  1. (uncountable) Small pieces of paper punched out from the edges of continuous stationery, punched cards, paper tape etc.
    • 2000, Barbara and David P. Mikkelson,, "Urban Legends Reference Pages"
      The keypunch wasn't named after a Mr. Chadless; it was so named because, as expected, it punched tape while producing little or no chad.
  2. (countable) One of these pieces of paper.
    • 1939 Ross A Lake, U.S. Patent 2,255,794, filed May 20, 1939
      "Prior devices ... have been arranged to cut out the perforations completely ... thereby producing chads or waste material which often present difficult problems of disposal."[1]
    • 1959, J. W. Freebody.

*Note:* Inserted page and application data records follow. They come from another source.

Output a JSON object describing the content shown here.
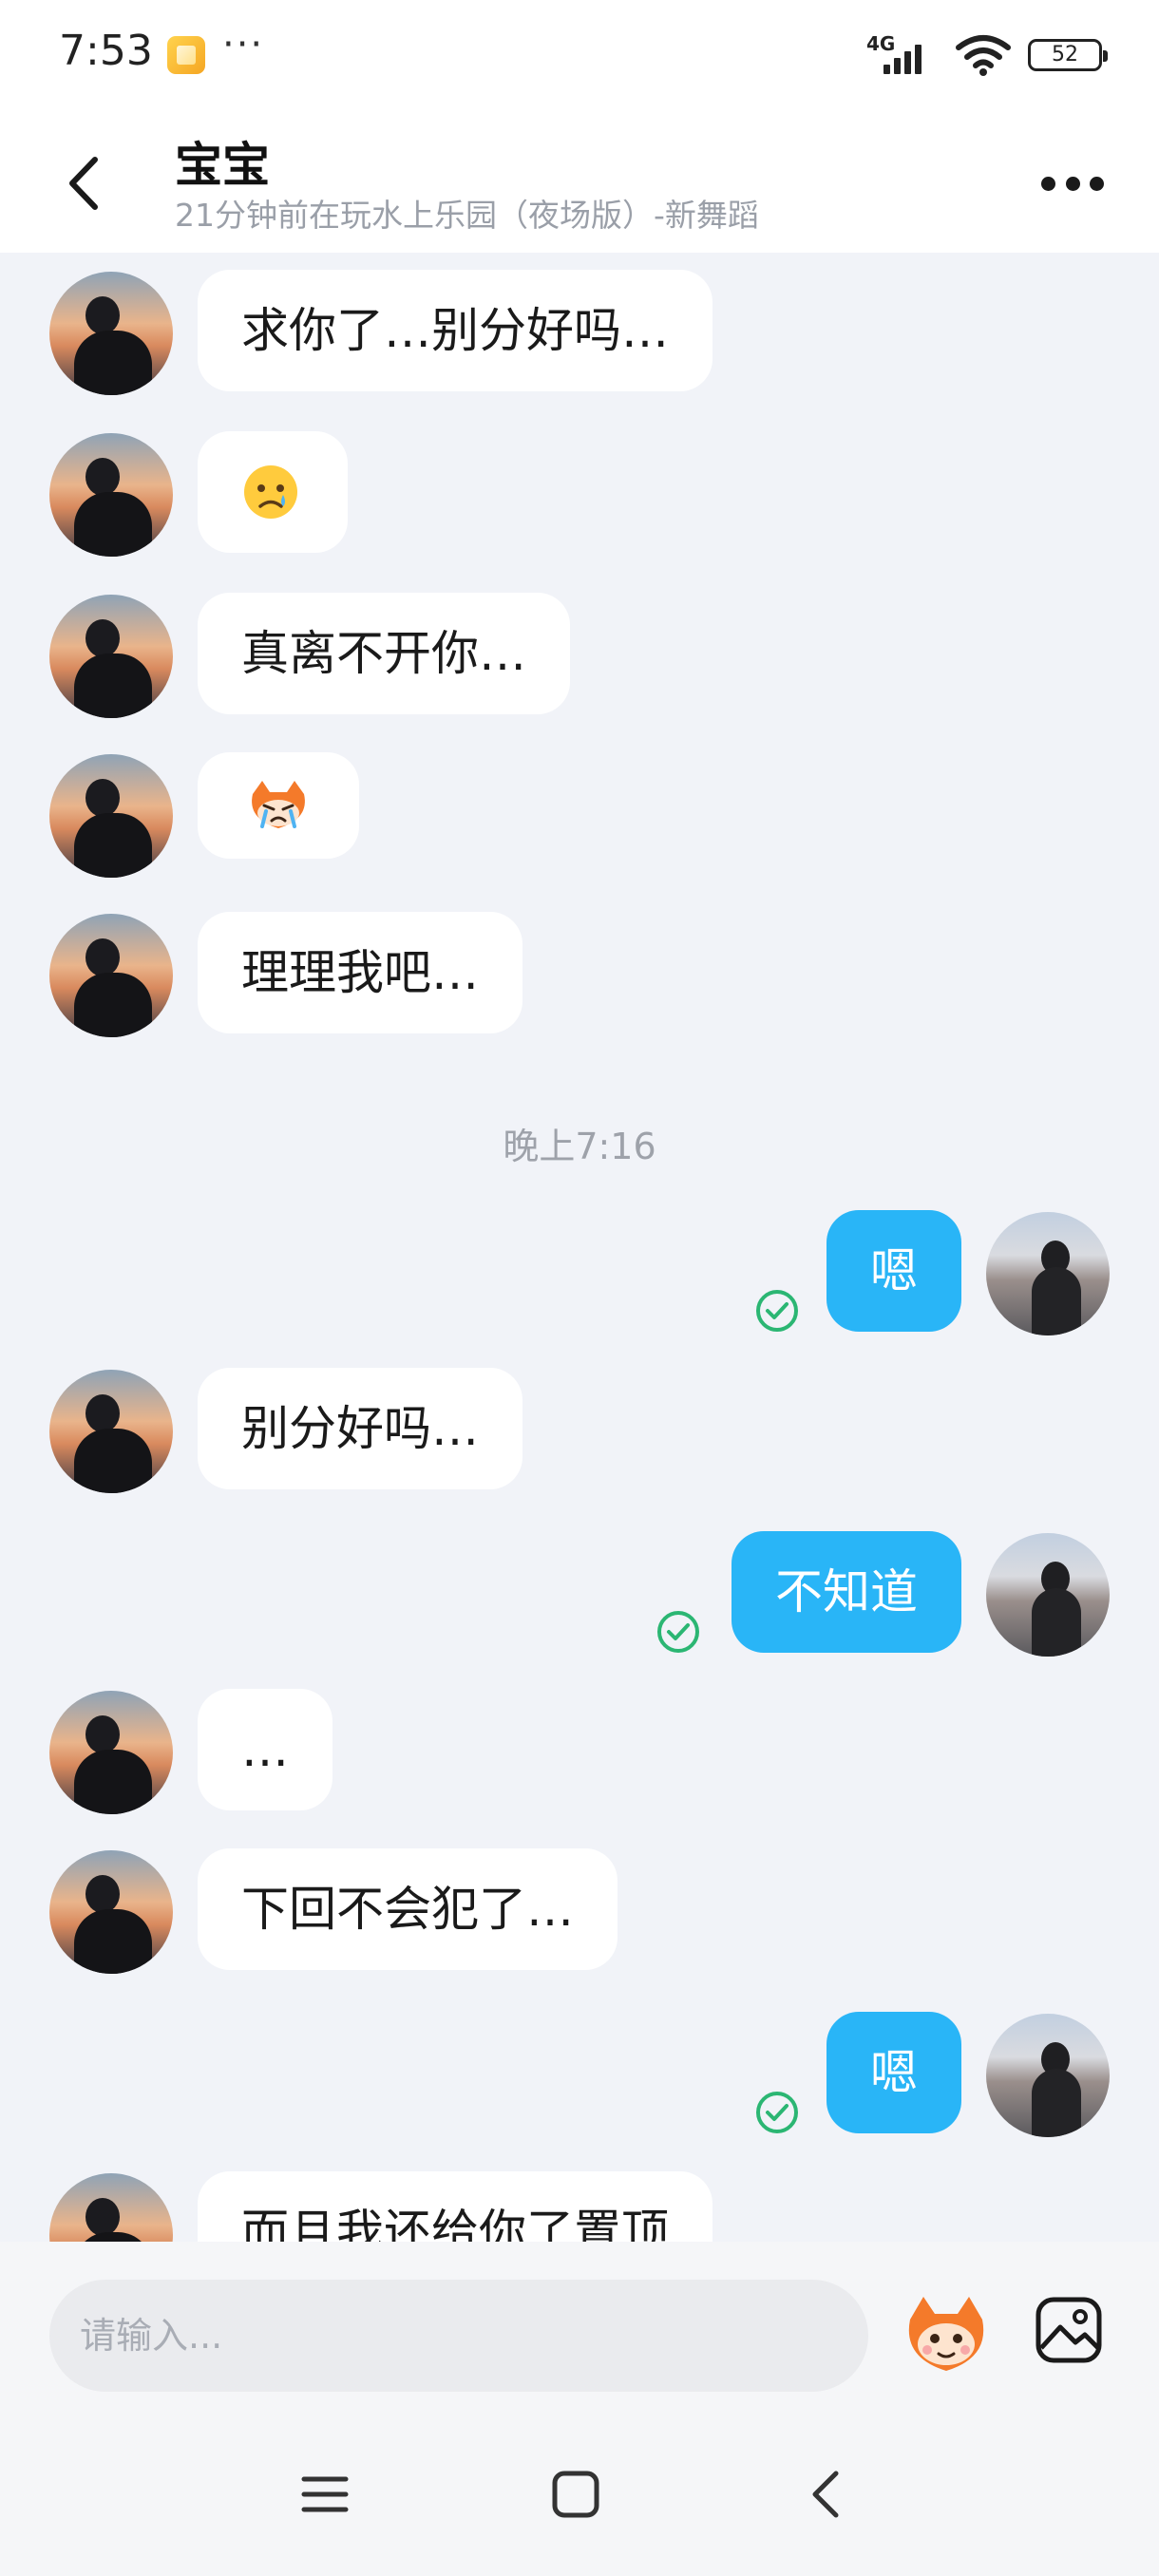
{
  "status_bar": {
    "time": "7:53",
    "more": "···",
    "network": "4G",
    "battery": "52"
  },
  "header": {
    "title": "宝宝",
    "subtitle": "21分钟前在玩水上乐园（夜场版）-新舞蹈"
  },
  "messages": {
    "m1": "求你了…别分好吗…",
    "m2_emoji": "cry-emoji",
    "m3": "真离不开你…",
    "m4_emoji": "crying-mascot-sticker",
    "m5": "理理我吧…",
    "timestamp": "晚上7:16",
    "m6": "嗯",
    "m7": "别分好吗…",
    "m8": "不知道",
    "m9": "…",
    "m10": "下回不会犯了…",
    "m11": "嗯",
    "m12": "而且我还给你了置顶"
  },
  "input": {
    "placeholder": "请输入..."
  },
  "colors": {
    "outgoing_bubble": "#29b5f7",
    "incoming_bubble": "#ffffff",
    "chat_background": "#f1f3f8",
    "read_check": "#2bb673"
  }
}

Telegraphy.
      The small hinged discs of paper, called ‘chad’, remain attached to the body of the tape.
    • 2000, Supreme Court of the United States (per curiam). Bush v. Gore.
      Much of the controversy seems to revolve around ballot cards designed to be perforated by a stylus but which, either through error or deliberate omission, have not been perforated with sufficient precision for a machine to count them. In some cases a piece of the card–a chad–is hanging, say by two corners. In other cases there is no separation at all, just an indentation.

Derived terms[edit]

See also[edit]


  1. ^ William Safire, 'The Right Word in the Right Place at the Right Time, p. 43, Simon and Schuster, 2007 ISBN 1416587403.
  2. ^ Macmillan word of the day

Middle English[edit]


See ch-.



  1. I had




  1. person



chad f

  1. Mutated form of cad.